*** Begin section ***

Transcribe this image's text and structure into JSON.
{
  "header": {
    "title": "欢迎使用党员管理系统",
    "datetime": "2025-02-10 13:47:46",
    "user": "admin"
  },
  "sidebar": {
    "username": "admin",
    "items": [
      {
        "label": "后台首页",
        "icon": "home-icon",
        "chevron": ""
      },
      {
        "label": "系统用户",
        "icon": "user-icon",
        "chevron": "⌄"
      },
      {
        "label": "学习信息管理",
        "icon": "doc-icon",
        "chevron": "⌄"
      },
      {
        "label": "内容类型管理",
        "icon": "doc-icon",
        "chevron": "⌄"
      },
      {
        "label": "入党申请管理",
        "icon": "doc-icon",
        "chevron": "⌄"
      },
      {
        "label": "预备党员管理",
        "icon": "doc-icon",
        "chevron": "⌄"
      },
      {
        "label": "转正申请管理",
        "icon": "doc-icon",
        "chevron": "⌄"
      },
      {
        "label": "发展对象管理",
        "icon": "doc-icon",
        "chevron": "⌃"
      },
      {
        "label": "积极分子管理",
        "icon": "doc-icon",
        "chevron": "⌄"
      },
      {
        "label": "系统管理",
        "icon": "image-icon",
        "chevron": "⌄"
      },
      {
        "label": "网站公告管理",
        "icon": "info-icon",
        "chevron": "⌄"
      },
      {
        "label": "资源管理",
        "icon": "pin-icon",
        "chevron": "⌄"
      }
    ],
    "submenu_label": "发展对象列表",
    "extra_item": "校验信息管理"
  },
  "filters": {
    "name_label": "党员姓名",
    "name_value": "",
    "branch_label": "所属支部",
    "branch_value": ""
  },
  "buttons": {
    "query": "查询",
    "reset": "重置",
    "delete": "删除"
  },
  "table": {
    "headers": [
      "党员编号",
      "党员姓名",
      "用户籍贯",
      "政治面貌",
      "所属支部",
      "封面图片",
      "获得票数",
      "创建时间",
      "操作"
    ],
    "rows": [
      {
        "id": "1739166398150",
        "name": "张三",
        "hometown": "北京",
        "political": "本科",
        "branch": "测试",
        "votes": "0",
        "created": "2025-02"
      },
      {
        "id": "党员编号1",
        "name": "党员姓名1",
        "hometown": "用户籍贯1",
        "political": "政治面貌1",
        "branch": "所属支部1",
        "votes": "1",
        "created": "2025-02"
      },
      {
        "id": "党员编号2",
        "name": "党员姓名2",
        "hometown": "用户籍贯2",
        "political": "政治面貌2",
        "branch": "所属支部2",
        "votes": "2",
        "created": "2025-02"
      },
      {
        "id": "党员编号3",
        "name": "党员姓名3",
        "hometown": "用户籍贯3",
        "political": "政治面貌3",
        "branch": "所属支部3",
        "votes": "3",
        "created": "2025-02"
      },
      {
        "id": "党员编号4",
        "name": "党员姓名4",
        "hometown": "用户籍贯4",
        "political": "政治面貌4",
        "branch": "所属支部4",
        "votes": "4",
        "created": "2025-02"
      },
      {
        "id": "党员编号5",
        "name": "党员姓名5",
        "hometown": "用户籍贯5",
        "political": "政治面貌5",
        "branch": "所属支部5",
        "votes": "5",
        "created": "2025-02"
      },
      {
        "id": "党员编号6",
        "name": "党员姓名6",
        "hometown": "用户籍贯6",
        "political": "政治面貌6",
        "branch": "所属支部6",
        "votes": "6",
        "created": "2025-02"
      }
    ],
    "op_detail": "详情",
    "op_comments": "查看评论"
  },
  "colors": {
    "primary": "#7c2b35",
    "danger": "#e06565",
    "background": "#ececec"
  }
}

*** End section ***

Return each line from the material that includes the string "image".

Transcribe this image's text and structure into JSON.
        "icon": "image-icon",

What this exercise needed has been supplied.